There isn’t many a chef, the world over, who would turn down the coveted award of a Michelin star. But just how did the odd pairing of road tires and fine dining come to be?
The inventor of Michelin tires, the Frenchman Andre Michelin, decided in 1900 that he would produce a factual booklet for the few motorists of the time. They began with a blue cover and were given away for free. These booklets included information on where to find the nearest gas station, places for repair, accommodation and places to eat, across the whole of France.
By 1920 the section on eateries had become so popular that inspectors were employed and a 3 category system was introduced. In 1926 the Michelin star was born, followed by both 2 and 3 stars in the early 1930’s. 1931 saw the introduction of a new red cover and a price tag.
The star ratings were put in place to encourage travel, ultimately to wear down tires and thereby fill Mr. Michelin’s pockets.
3 Stars – “Exceptional cuisine worth a special journey”
2 Stars – “Excellent cooking, worth a detour”
1 Star - “A very good restaurant in its category”
In 1955 a further category was introduced the “Bib Gourmand” – “Good meals at moderate prices”. Strangely, this was named after ‘The Michelin Man’ who is called Bibendum.
Michelins clandestine inspectors roam the world, planning on judging establishments every 18 months on the 5 categories below –
The Quality of the Products
The Mastery of Flavor and Cooking
The ‘Personality’ of the Cuisine
The Value for the Money
The Consistency Between Visits
Now covering 23 countries, the French guide alone has sold over 30 million copies.
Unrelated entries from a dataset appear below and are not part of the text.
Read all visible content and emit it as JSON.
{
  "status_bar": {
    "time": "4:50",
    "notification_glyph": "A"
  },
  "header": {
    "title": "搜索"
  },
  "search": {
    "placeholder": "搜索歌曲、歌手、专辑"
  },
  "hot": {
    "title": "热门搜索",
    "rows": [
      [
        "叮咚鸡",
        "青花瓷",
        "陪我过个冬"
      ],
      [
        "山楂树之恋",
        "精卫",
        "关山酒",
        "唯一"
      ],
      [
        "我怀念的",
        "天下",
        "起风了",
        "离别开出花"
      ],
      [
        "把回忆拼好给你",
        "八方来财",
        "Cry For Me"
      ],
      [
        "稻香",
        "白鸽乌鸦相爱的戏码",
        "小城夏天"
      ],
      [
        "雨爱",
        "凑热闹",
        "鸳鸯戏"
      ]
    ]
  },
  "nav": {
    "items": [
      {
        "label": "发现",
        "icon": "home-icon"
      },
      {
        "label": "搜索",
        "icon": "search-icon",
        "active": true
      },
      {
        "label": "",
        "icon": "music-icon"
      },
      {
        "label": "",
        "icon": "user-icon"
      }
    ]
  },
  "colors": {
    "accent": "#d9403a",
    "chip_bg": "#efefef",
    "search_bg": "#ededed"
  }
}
Tokyo is the city with the most stars in total, a whopping 227 shared amongst 173 restaurants. While Paris has 96 and New York a total of 56 stars. But to put this into perspective Tokyo does have about 160,000 restaurants in the city whereby New York has around 25,000 and Paris a mere 13,000.
Critics of Michelin say that the stars are snobbish and only award formal restaurants specializing in French food. But then over two thirds of Tokyo’s winners serve purely Japanese cuisine. Perhaps those who disparage the accolade of the award of the Michelin star are merely suffering a bad case of ‘sour grapes’. In the extreme, the Michelin stars importance to some can be shown by Chef Bernard Loiseau of La Côte d’Or who on February 24 2003 committed suicide after hearing rumors that Michelin were going to remove one of his restaurant’s three stars.
Photos courtesy of flickr - BellemereBellfill and Jashil